Indigenous reverence for the exiles, their contacts and connections may account for the ease with which the neo-liberal compact and the Rainbow Nation were packaged for Western corporations. Atavism provides a neat way of evading responsibility some 20 years later. Mr. Naidoo says, “When I think of Marikana, I am reminded of Frantz Fanon in Wretched of the Earth: ‘Come, then, comrades; it would be as well to decide at once to change our ways. We must shake off the heavy darkness in which we were plunged, and leave it behind. The new day which is already at hand must find us firm, prudent and resolute’.” He seems to forget he was a cabinet minister in real time but perhaps the passage will inspire others.
Vishwas Satgar of the Democratic Left Front suggests public attention was diverted from what was happening. “At one time, violent crime – car jackings, robberies, rapes, murders – defined our everyday understandings of violence…It has been our undeclared civil war.” The ‘Marikana moment’ has changed perceptions and there is a growing realisation that the South African state is waging a low intensity war against the working class.
This is true, not just in South Africa, but in every nation captured by globalisation. Even worse, such a war will become progressively more vicious in the absence of effective resistance. Fred Goldstein in his book “Low Wage Capitalism” notes, “The principal feature of the present stage of globalisation is worldwide wage competition among the workers of the globe, organised by giant corporations that are orchestrating the depression of wages in a race to the bottom.”
In the last decade the active work force available to world capitalism and imperialism doubled from 1.5 billion to 3 billion. Transnational corporations are using technology to restructure production so that they can use the cheapest labour. South African workers, like workers everywhere, must slave for constantly decreasing wages or become surplus. Under this turbo-charged international division of labour, national wage levels are being depressed even in richer industrialized nations.
For the past 30 years, the real income of workers has fallen inexorably while social benefits have been slashed. Working conditions – even in the West- have become harsher and debt slavery the norm. In the current great depression, for which there is no end in sight, millions of workers face losing their homes. Vulnerable South Africans can only expect the worst.

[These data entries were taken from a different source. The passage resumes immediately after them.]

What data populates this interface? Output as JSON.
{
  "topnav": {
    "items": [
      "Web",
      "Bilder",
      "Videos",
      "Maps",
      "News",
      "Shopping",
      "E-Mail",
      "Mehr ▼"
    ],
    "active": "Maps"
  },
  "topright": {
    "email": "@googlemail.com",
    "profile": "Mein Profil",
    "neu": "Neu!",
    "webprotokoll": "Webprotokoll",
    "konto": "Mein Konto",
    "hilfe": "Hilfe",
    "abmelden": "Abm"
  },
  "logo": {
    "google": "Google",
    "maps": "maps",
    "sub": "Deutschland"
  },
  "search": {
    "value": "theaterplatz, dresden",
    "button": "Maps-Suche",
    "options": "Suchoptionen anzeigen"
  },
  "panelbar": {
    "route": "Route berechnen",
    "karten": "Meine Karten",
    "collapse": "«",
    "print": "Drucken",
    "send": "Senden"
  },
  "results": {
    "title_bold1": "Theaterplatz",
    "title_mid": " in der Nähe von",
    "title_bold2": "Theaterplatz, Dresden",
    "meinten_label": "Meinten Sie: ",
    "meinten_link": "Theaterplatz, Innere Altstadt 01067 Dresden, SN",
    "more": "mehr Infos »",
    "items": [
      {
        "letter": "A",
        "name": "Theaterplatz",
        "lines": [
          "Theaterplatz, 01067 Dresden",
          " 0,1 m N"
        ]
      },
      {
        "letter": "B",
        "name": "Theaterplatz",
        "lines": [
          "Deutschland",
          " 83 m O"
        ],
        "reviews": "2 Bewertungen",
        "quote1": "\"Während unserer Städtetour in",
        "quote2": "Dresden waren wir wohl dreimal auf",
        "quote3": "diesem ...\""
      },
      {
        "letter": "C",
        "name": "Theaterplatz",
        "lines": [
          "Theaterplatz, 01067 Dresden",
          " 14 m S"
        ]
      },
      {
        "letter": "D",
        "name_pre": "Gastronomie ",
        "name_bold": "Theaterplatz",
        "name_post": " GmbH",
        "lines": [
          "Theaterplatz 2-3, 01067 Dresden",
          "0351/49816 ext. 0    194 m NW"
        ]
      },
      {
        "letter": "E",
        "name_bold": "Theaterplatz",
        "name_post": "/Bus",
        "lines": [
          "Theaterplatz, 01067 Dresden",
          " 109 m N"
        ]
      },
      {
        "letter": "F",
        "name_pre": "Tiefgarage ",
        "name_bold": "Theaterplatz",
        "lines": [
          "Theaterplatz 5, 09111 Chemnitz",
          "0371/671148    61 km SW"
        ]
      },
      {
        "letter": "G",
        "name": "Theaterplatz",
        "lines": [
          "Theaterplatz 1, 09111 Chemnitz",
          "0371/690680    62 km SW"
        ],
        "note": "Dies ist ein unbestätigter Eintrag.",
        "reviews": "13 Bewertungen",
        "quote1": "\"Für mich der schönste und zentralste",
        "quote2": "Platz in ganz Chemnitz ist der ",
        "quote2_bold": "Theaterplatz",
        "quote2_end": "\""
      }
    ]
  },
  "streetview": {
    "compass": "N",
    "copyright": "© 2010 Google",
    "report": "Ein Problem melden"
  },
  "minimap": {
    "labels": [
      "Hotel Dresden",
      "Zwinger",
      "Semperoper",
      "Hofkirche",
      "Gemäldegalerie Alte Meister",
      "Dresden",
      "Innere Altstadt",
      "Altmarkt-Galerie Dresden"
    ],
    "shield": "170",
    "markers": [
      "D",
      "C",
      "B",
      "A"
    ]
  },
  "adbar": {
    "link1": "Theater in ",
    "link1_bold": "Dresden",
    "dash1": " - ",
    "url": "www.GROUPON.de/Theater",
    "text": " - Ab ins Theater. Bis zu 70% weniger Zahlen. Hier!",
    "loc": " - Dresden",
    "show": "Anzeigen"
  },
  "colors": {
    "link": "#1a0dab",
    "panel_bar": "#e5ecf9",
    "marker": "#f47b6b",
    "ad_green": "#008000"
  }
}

But of course, none of this is necessary in the least. South Africans do not have to die in dangerous mine shafts or in the open air under a hail of bullets. Neither they nor their children have to endure deprivation in perpetuity. It is remarkable that a nation so long oppressed and streetwise should have been conned into believing it has no future.